  9. Paris, France- Large sections were shut down for one day due to a terrorist threat at the Eiffel Tower.
  10. North Korean President, Kim Jong-Un launched a ballistic missile over the country of Japan sending tens of thousands scurrying for cover, disrupting the entire country for 48 hours.

The why.

Disrupt: to throw into disorder, to interrupt the normal order of things. Are disruptions becoming more frequent or are they getting worse in intensity naturally — or is the global communications system just better than before? Perhaps it does’t really matter. What does matter is how we as Christians respond to disruptions. Are we getting better at responding appropriately or are we becoming complacent?

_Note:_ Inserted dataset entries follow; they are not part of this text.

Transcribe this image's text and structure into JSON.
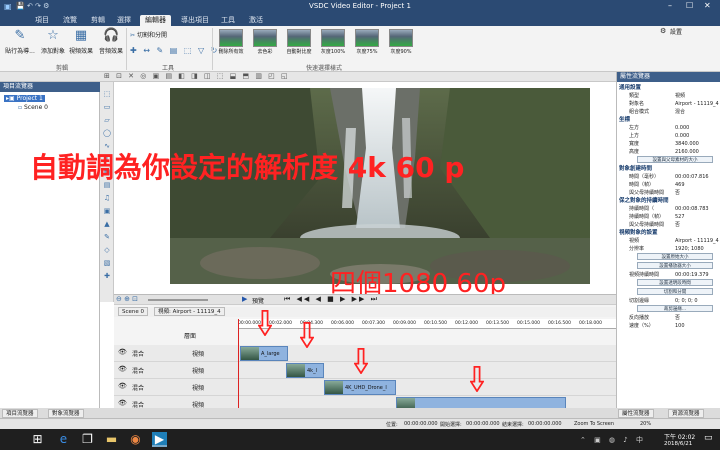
{
  "window": {
    "title": "VSDC Video Editor - Project 1",
    "settings_label": "設置"
  },
  "menus": [
    "項目",
    "流覽",
    "剪輯",
    "選擇",
    "編輯器",
    "導出項目",
    "工具",
    "激活"
  ],
  "active_menu_index": 4,
  "ribbon": {
    "buttons": [
      {
        "label": "貼行為導...",
        "icon": "wand-icon"
      },
      {
        "label": "添加對象",
        "icon": "star-icon"
      },
      {
        "label": "視頻效果",
        "icon": "film-icon"
      },
      {
        "label": "音頻效果",
        "icon": "headphones-icon"
      }
    ],
    "group1": "剪輯",
    "cut_split": "切割和分開",
    "group2": "工具",
    "effects": [
      "刪除所有效",
      "去色彩",
      "自動對比度",
      "灰度100%",
      "灰度75%",
      "灰度90%"
    ],
    "group3": "快速選擇樣式"
  },
  "left_panel": {
    "header": "項目流覽器",
    "items": [
      "Project 1",
      "Scene 0"
    ]
  },
  "right_panel": {
    "header": "屬性流覽器",
    "sections": [
      {
        "title": "通用設置",
        "rows": [
          [
            "類型",
            "視頻"
          ],
          [
            "對象名",
            "Airport - 11119_4"
          ],
          [
            "組合模式",
            "混合"
          ]
        ]
      },
      {
        "title": "坐標",
        "rows": [
          [
            "左方",
            "0.000"
          ],
          [
            "上方",
            "0.000"
          ],
          [
            "寬度",
            "3840.000"
          ],
          [
            "高度",
            "2160.000"
          ]
        ]
      },
      {
        "button": "設置與父母素材的大小"
      },
      {
        "title": "對象創建時間",
        "rows": [
          [
            "時間（毫秒）",
            "00:00:07.816"
          ],
          [
            "時間（幀）",
            "469"
          ],
          [
            "與父母持續時間",
            "否"
          ]
        ]
      },
      {
        "title": "保之對象的持續時間",
        "rows": [
          [
            "持續時間（",
            "00:00:08.783"
          ],
          [
            "持續時間（幀）",
            "527"
          ],
          [
            "與父母持續時間",
            "否"
          ]
        ]
      },
      {
        "title": "視頻對象的設置",
        "rows": [
          [
            "視頻",
            "Airport - 11119_4"
          ],
          [
            "分辨率",
            "1920; 1080"
          ]
        ]
      },
      {
        "button": "設置原始大小"
      },
      {
        "button": "設置播放器大小"
      },
      {
        "rows": [
          [
            "視頻持續時間",
            "00:00:19.379"
          ]
        ]
      },
      {
        "button": "設置透明段時間"
      },
      {
        "button": "切割和分開"
      },
      {
        "rows": [
          [
            "切割邊緣",
            "0; 0; 0; 0"
          ]
        ]
      },
      {
        "button": "裁剪邊緣..."
      },
      {
        "rows": [
          [
            "反向播放",
            "否"
          ],
          [
            "速度（%）",
            "100"
          ]
        ]
      }
    ]
  },
  "timeline": {
    "tabs": [
      "Scene 0",
      "視頻: Airport - 11119_4"
    ],
    "preview_label": "預覽",
    "times": [
      "00:00.000",
      "00:02.000",
      "00:04.300",
      "00:06.000",
      "00:07.300",
      "00:09.000",
      "00:10.500",
      "00:12.000",
      "00:13.500",
      "00:15.000",
      "00:16.500",
      "00:18.000"
    ],
    "layer_header": "層面",
    "tracks": [
      {
        "blend": "混合",
        "type": "視頻",
        "clip": "A_large"
      },
      {
        "blend": "混合",
        "type": "視頻",
        "clip": "4k_l"
      },
      {
        "blend": "混合",
        "type": "視頻",
        "clip": "4K_UHD_Drone_l"
      },
      {
        "blend": "混合",
        "type": "視頻",
        "clip": ""
      }
    ]
  },
  "bottom_tabs": [
    "項目流覽器",
    "對象流覽器",
    "屬性流覽器",
    "資源流覽器"
  ],
  "status": {
    "position": "位置:",
    "position_val": "00:00:00.000",
    "start_sel": "開始選擇:",
    "start_val": "00:00:00.000",
    "end_sel": "結束選擇:",
    "end_val": "00:00:00.000",
    "zoom": "Zoom To Screen",
    "percent": "20%"
  },
  "overlays": {
    "main_text": "自動調為你設定的解析度 4k 60 p",
    "sub_text": "四個1080 60p"
  },
  "taskbar": {
    "time": "下午 02:02",
    "date": "2018/6/21"
  }
}
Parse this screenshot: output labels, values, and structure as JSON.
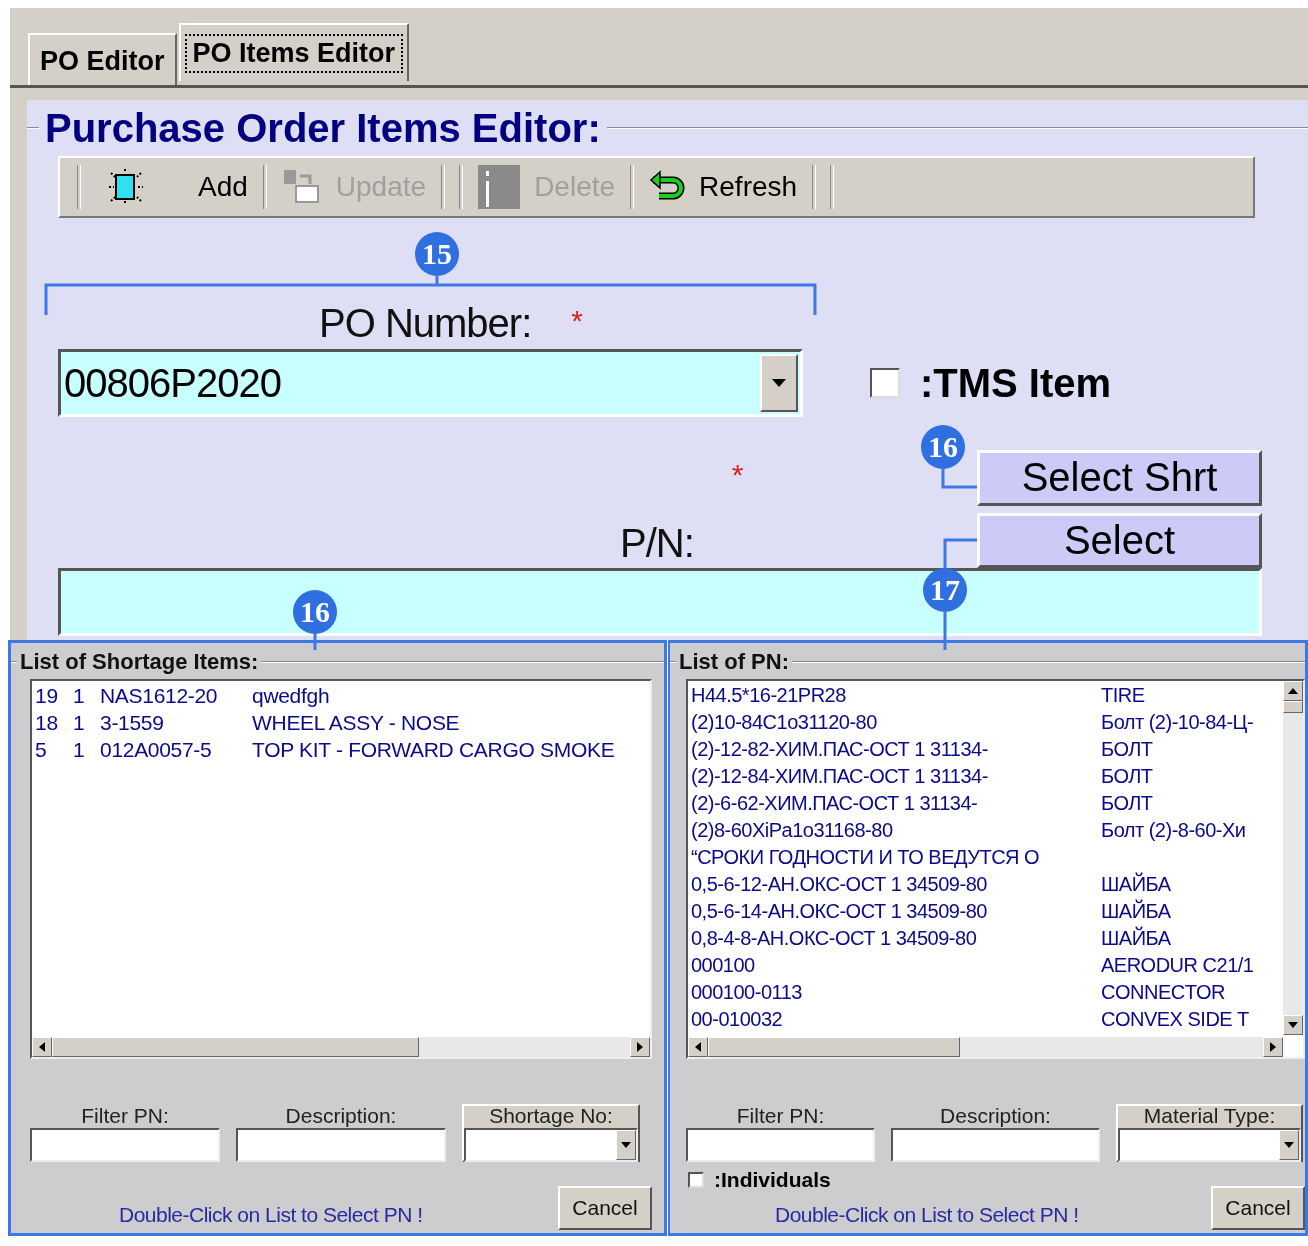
{
  "tabs": [
    {
      "label": "PO Editor",
      "selected": false
    },
    {
      "label": "PO Items Editor",
      "selected": true
    }
  ],
  "editor": {
    "title": "Purchase Order Items Editor:",
    "toolbar": [
      {
        "label": "Add",
        "disabled": false
      },
      {
        "label": "Update",
        "disabled": true
      },
      {
        "label": "Delete",
        "disabled": true
      },
      {
        "label": "Refresh",
        "disabled": false
      }
    ],
    "po_number": {
      "label": "PO Number:",
      "required_mark": "*",
      "value": "00806P2020"
    },
    "tms_item": {
      "label": ":TMS Item",
      "checked": false
    },
    "select_shrt_button": "Select Shrt",
    "select_button": "Select",
    "pn": {
      "label": "P/N:",
      "required_mark": "*"
    }
  },
  "shortage_panel": {
    "title": "List of Shortage Items:",
    "rows": [
      {
        "no": "19",
        "qty": "1",
        "pn": "NAS1612-20",
        "description": "qwedfgh"
      },
      {
        "no": "18",
        "qty": "1",
        "pn": "3-1559",
        "description": "WHEEL ASSY - NOSE"
      },
      {
        "no": "5",
        "qty": "1",
        "pn": "012A0057-5",
        "description": "TOP KIT - FORWARD CARGO SMOKE"
      }
    ],
    "filters": [
      {
        "label": "Filter PN:",
        "kind": "text"
      },
      {
        "label": "Description:",
        "kind": "text"
      },
      {
        "label": "Shortage No:",
        "kind": "dropdown"
      }
    ],
    "hint": "Double-Click on List to Select PN !",
    "cancel_button": "Cancel"
  },
  "pn_panel": {
    "title": "List of PN:",
    "rows": [
      {
        "pn": "H44.5*16-21PR28",
        "description": "TIRE"
      },
      {
        "pn": "(2)10-84C1o31120-80",
        "description": "Болт (2)-10-84-Ц-"
      },
      {
        "pn": "(2)-12-82-ХИМ.ПАС-ОСТ 1 31134-",
        "description": "БОЛТ"
      },
      {
        "pn": "(2)-12-84-ХИМ.ПАС-ОСТ 1 31134-",
        "description": "БОЛТ"
      },
      {
        "pn": "(2)-6-62-ХИМ.ПАС-ОСТ 1 31134-",
        "description": "БОЛТ"
      },
      {
        "pn": "(2)8-60XiPa1o31168-80",
        "description": "Болт (2)-8-60-Хи"
      },
      {
        "pn": "“СРОКИ ГОДНОСТИ И ТО ВЕДУТСЯ О"
      },
      {
        "pn": "0,5-6-12-АН.ОКС-ОСТ 1 34509-80",
        "description": "ШАЙБА"
      },
      {
        "pn": "0,5-6-14-АН.ОКС-ОСТ 1 34509-80",
        "description": "ШАЙБА"
      },
      {
        "pn": "0,8-4-8-АН.ОКС-ОСТ 1 34509-80",
        "description": "ШАЙБА"
      },
      {
        "pn": "000100",
        "description": "AERODUR C21/1"
      },
      {
        "pn": "000100-0113",
        "description": "CONNECTOR"
      },
      {
        "pn": "00-010032",
        "description": "CONVEX SIDE T"
      }
    ],
    "filters": [
      {
        "label": "Filter PN:",
        "kind": "text"
      },
      {
        "label": "Description:",
        "kind": "text"
      },
      {
        "label": "Material Type:",
        "kind": "dropdown"
      }
    ],
    "individuals": {
      "label": ":Individuals",
      "checked": false
    },
    "hint": "Double-Click on List to Select PN !",
    "cancel_button": "Cancel"
  },
  "callouts": [
    {
      "number": "15"
    },
    {
      "number": "16"
    },
    {
      "number": "16"
    },
    {
      "number": "17"
    }
  ]
}
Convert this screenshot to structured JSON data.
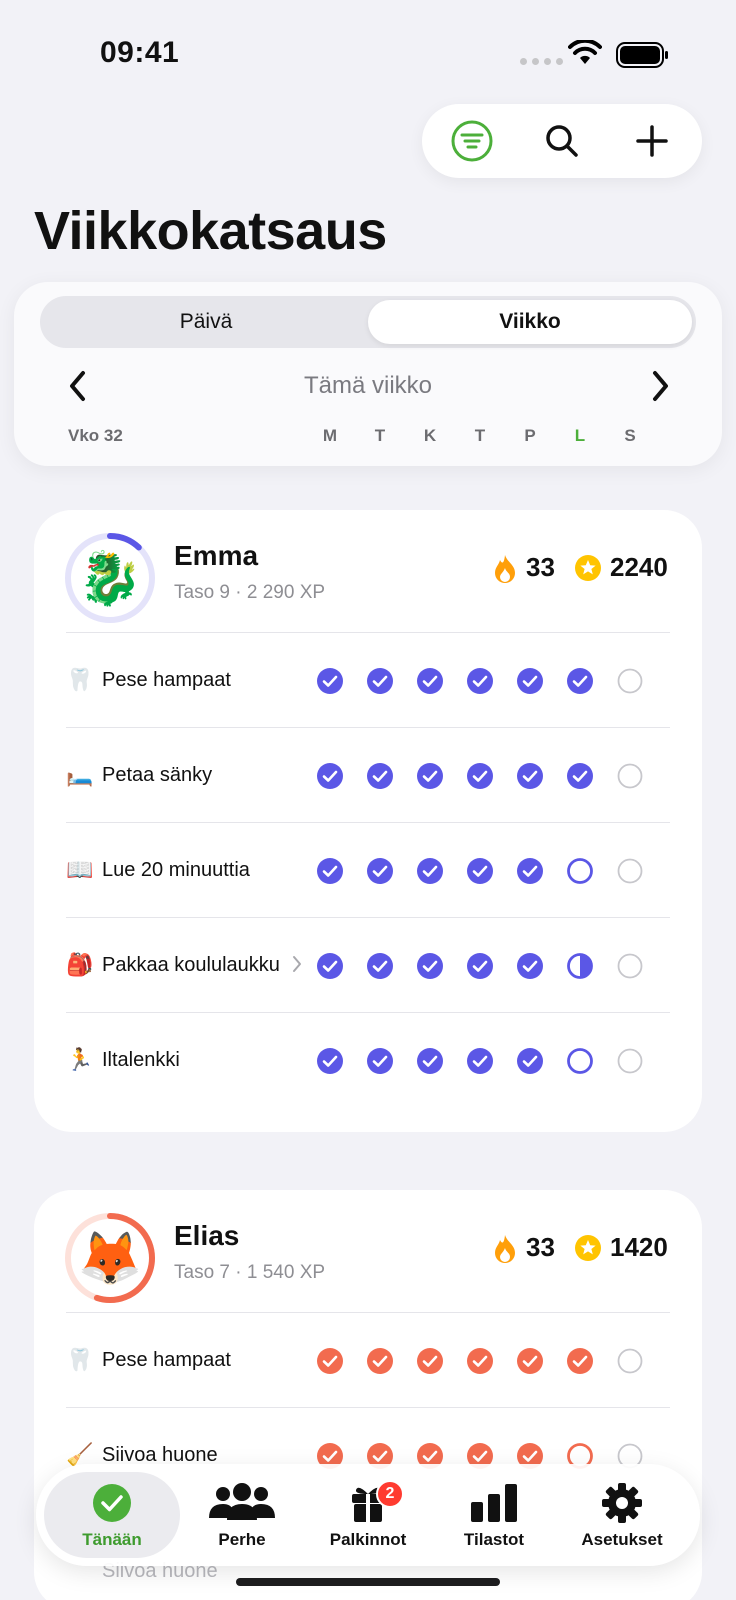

  1. According to the Centre for Research on the Epidemiology of Disasters, the number of flood and storm disasters has gone up 7.4% every year in recent decades, (Between 2000 and 2007, the growth was even faster, with an average annual rate of increase of 8.4%.) Of the total 197 million people affected by disasters in 2007, 164 million were affected by floods.
  2. In 2015, terrorist attacks occurred in almost 100 countries—up from 59 in 2013—according to the University of Maryland’s Global Terrorism Database

I am going to just stop there with these two examples. The problem is that there is absolutely no consensus as to a solution to these increases. What seems clear to me to be happening is that global leadership has decided to minimize the risk rather than implement measures to overcome them. Many of us are coming to a place where we are willing to accept a certain amount of loss and disruption as long as it remains below a threshold of unacceptability. That threshold remains to be seen.

So what is the proper Christian response in a day of emerging disruptions, tragedies and catastrophes? How can I be responsible in a day when there is so much destruction, disorder and chaos? One of the first things which comes to my mind is Luke 12:48— “From everyone who has been given much, much will be required; and to whom they entrusted much, of him they will ask all the more.”

The action.

What does the Bible teach us about how we can live out our faith in a chaos filled world? How do we as Christians respond to the suffering of others when we ourselves are suffering? How do we rise above the level of the pain and suffering to become rescuers and aides rather than victims like everyone else? The Bible teaches us how we can help and what we can do to overcome in the days of disruption ahead.

  1. Give from what God has given you, not from what he hasn’t! “But Peter said, ‘I do not possess silver and gold, but what I do have I give to you: In the name of Jesus Christ the Nazarene– walk!’” Acts 3:6 We are to give from what has been given to us; I believe sacrificially. Let me give you a challenge. See if you can out give God. My guess is you won’t, but it will be fun to try. Give.
  2. Be Prepared. 1 Corinthians 16:13 “Be on the alert, stand firm in the faith, act like men, be strong.” Nothing will ever replace preparedness for being able to be used by God to meet the needs of others. This is a day that we as christians must keep all in perspective. Much of what is happening was foretold.
  3. Be available. We can be willing to adjust our own schedules and plans to fit the desires of God and others. This often makes personal priorities secondary to others. As we reflect God’s priorities, we will always be available to Him, and others, whom we are serving. (Isaiah 6:8; Mark 1:17-18; Luke 16:10; Acts 16:10)
  4. Listen to God- “Listen for God’s voice in everything you do, everywhere you go; he’s the one who will keep you on track.” Proverbs 3:6 Nothing can replace this. Listen to God. Through this discipline, you can become an overcomer.
  5. Learn to think beyond yourself. “Do nothing from selfishness or empty conceit, but with humility of mind regard one another as more important than yourselves;” Philippians 2:3 This is perhaps one of the most important, yet most difficult things we have to do as Christians and as humans. It runs counter to our humanness in every way. We must learn a lifestyle of giving ourselves away.

Resources. Climate and Human Beings

Follow-up in Last weeks Sword bearing attacker at Buckingham Palace…

© 2019 • More Than Meets